Investors were tempted by a multitude of illegal investment schemes, including one for “carrying-on an undertaking of great advantage but no-one to know what it is.” This scheme’s conman fled to Europe after one day with £2000 of punters money in his pocket.
Robert Walpole to the Rescue?
On the 12th July 1720 the South Sea Company received its royal charter from George I. Share prices rose. Wiser investors and John Blunt decided to sell their shares at a profit before the price dropped. In early August 1720 the shares peaked at £1000 each. More shareholders sold their interests.
The share value fell to £700 in early September. The Bank of England refused to help their rival. The South Sea Company’s share prices continued to fall and more investors sold.
Robert Walpole was chosen to persuade the Bank of England’s governor John Hanger to aid a recovery. He received a blunt refusal but public opinion demanded that the bank take action so Hanger conceded. A contract was drawn up but it remained unsigned. In it, the Bank of England offered a £3 million rescue package including an immediate payment of £400000. The S.S.C. shares devalued further. Hanger refused to continue with the rescue plan.
Boom-Bust: The South Sea Bubble Bursts
In December 1720 the share value was just £150 and it was clear that there was no hope of a positive outcome. The public blamed the Bank of England for inaction as much as the South Sea Company directors. The investors’ angrily rejected accusations that their greed, mania or misplaced dreams of a better life were equally liable for the disaster that delivered devastation, ruination and shame.
Numerous unauthorised banks, goldsmiths and money lenders were bankrupted and the creditors were left unpaid. Compensation was demanded.

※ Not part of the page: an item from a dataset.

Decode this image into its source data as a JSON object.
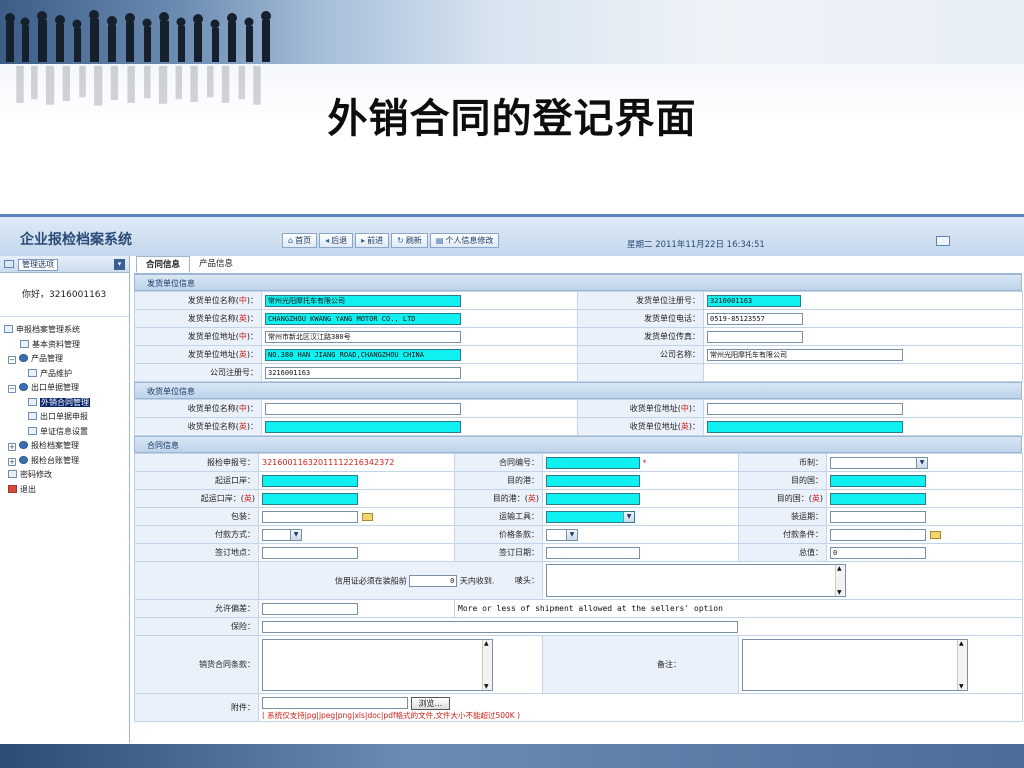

Was Justice Served?
Robert Walpole, considered as Britain’s first Prime Minister, launched an official inquiry in to the “South Sea Bubble” but he saved several of his colleagues reputations by ignoring their unwise or illegal actions. At least three government ministers had accepted bribes from the South Sea Company’s directors. Despite public outcries only a few men received punishment. The Chancellor of the Exchequer John Aislabie resigned in January 1721 and he was incarcerated in the Tower of London for “most notorious, dangerous and infamous corruption.” He’d received £20000 of South Sea Company shares in return for his support.
James Craggs the Younger, the Secretary of State for the Southern Department (Today’s Foreign Office) died from smallpox on 16th February 1721. His father, Craggs the Elder was the joint Postmaster General during the South Sea crisis. He poisoned himself on 16th March 1721. We don’t know if this related to shame, grief or both.
The 3rd Earl Sunderland and 1st Earl Stanhope, the joint First Lords of the Treasury, were acquitted of wrongdoing but Sunderland was forced to retire. The public despised him. The South Sea Company directors were dismissed, some were arrested and their wealth was confiscated.
The South Sea Company remained in operation but it had no interests in the South Seas after the 1750’s. Financial stability was slow to materialise and the outstanding sum of the South Sea Company related government debt, almost three hundred years old, was finally paid in March 2014 by David Cameron’s Conservative government.
- South Sea Bubble | Encyclopedia.com
- The South Sea Bubble of 1720 - The National Archives blog
- South Sea Bubble | British history | Britannica
This content is accurate and true to the best of the author’s knowledge and is not meant to substitute for formal and individualized advice from a qualified professional.
© 2021 Joanne Hayle